Understanding Interstate vs Intrastate may be difficult. Let’s break it down. Most trucking companies have interstate authority with the Federal Motor Carrier Safety Administration (FMCSA), which means those carriers can transport goods across state lines.
Some trucking companies only transport goods within one state, so those companies often elect to only have intrastate authority. Intrastate authority means the carrier will only transport goods within that one state and not cross into another state.
Carriers who only want intrastate authority should apply with their state's department of transportation. Common states with carriers that have only intrastate authority include California, Illinois, and Texas. Those states are also the most regulated for intrastate carriers as well.
Being an intrastate carrier can have its appeal as insurance premiums may be lower and carriers with this type of authority will not be subject to a FMCSA compliance audit. However, there are downfalls. Those carriers with only intrastate authority cannot cross into another state while transporting goods, which means that when a shipper/broker is offering a hot load into another state, the carrier cannot take it.

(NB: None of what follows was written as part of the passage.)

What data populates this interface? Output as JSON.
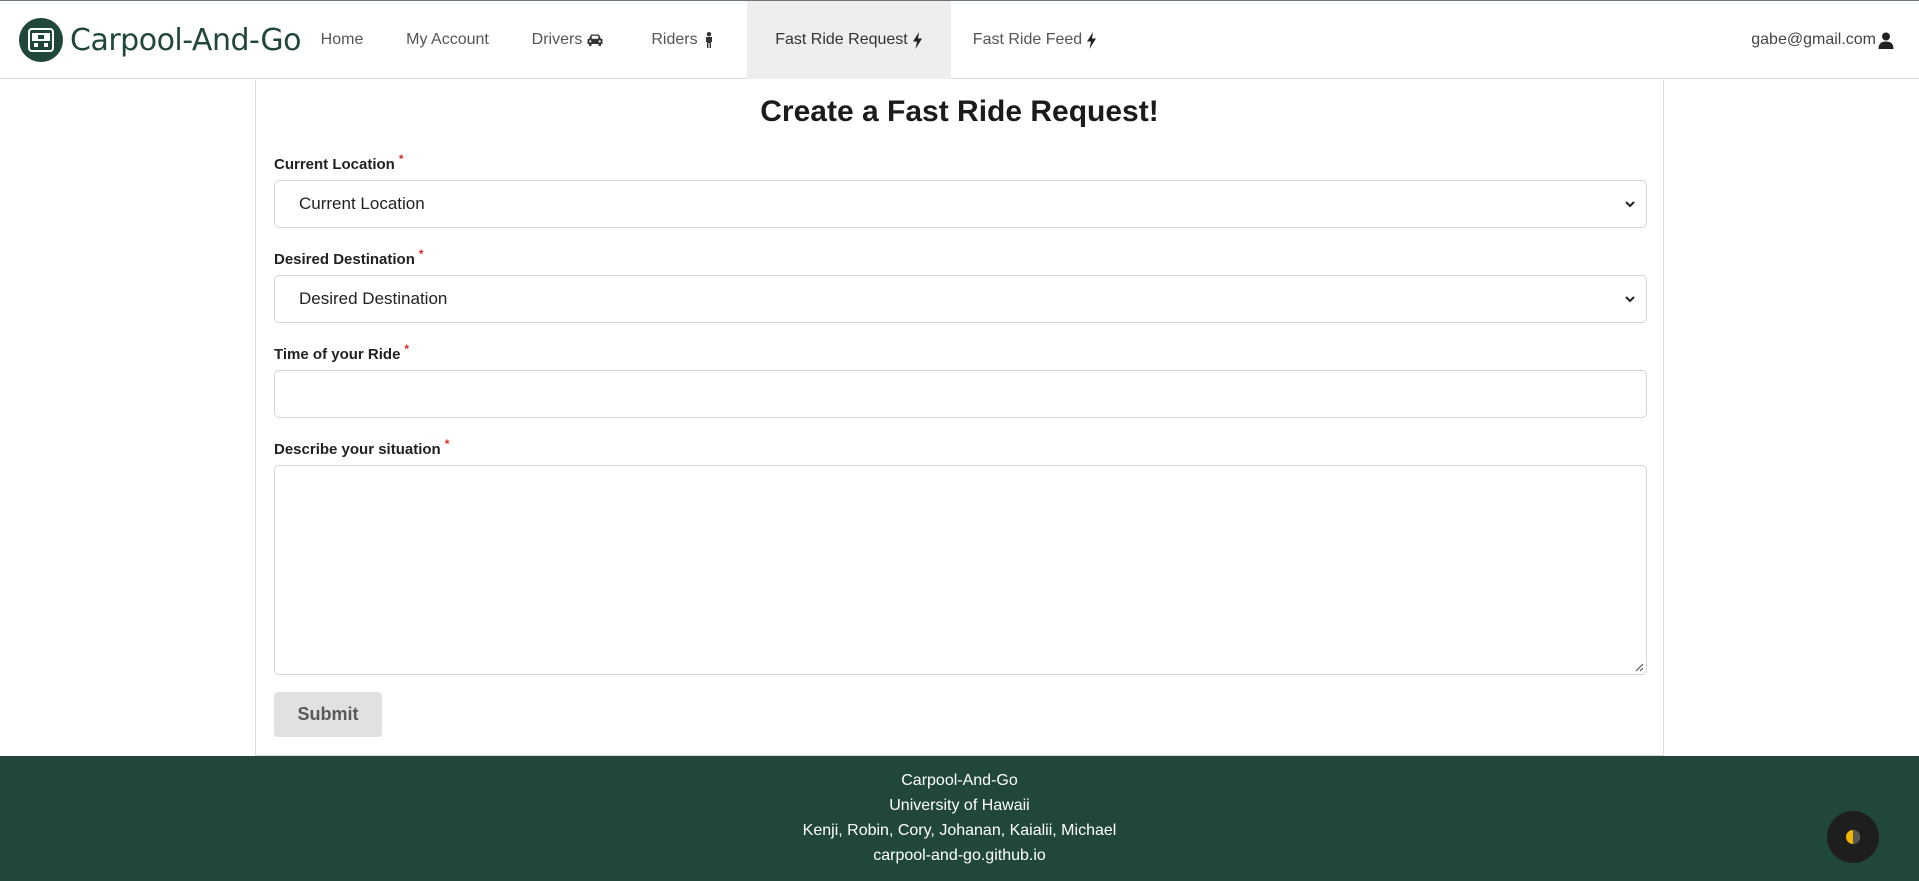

Rick Malchow, a safety and compliance consultant with J.J. Keller & Associates advises that carriers just get their intra-and-interstate authority; that way, when capacity is tight and the rates are hot, the trucking company can take advantage of both in-state shipments and shipments that cross state lines. (12:25 mark)
Watch out truckers, shippers, and brokers! If an interstate carrier transports a shipment that does not cross state lines, that carrier must also have intrastate authority with that particular state, or the carrier could get a nasty fine.
So, to those interstate carriers who do not have intrastate authority in Texas, don't dilly dally (serious technical terms being used here) around in Texas moving loads between Houston and Dallas or you could get in trouble with the TX DOT. (19:29 mark)
Shippers and brokers are often left scratching their heads at how to vet intrastate carriers because such authority cannot be verified on SAFER. Fortunately, some states have websites that allow a shipper or broker to verify the carrier’s intrastate authority. For example, here are the links to California, Texas, and Illinois websites to verify an intrastate carrier’s authority.
Since these websites can sometimes be out-of-date, ask the carrier for a copy of its intrastate authority and analyze the document to make sure there are no inconsistencies (i.e., fraudulent). Don’t forget, always verify the insurance by calling the carrier’s insurance agent and asking for a copy of the COI to be sent directly from the insurance agent.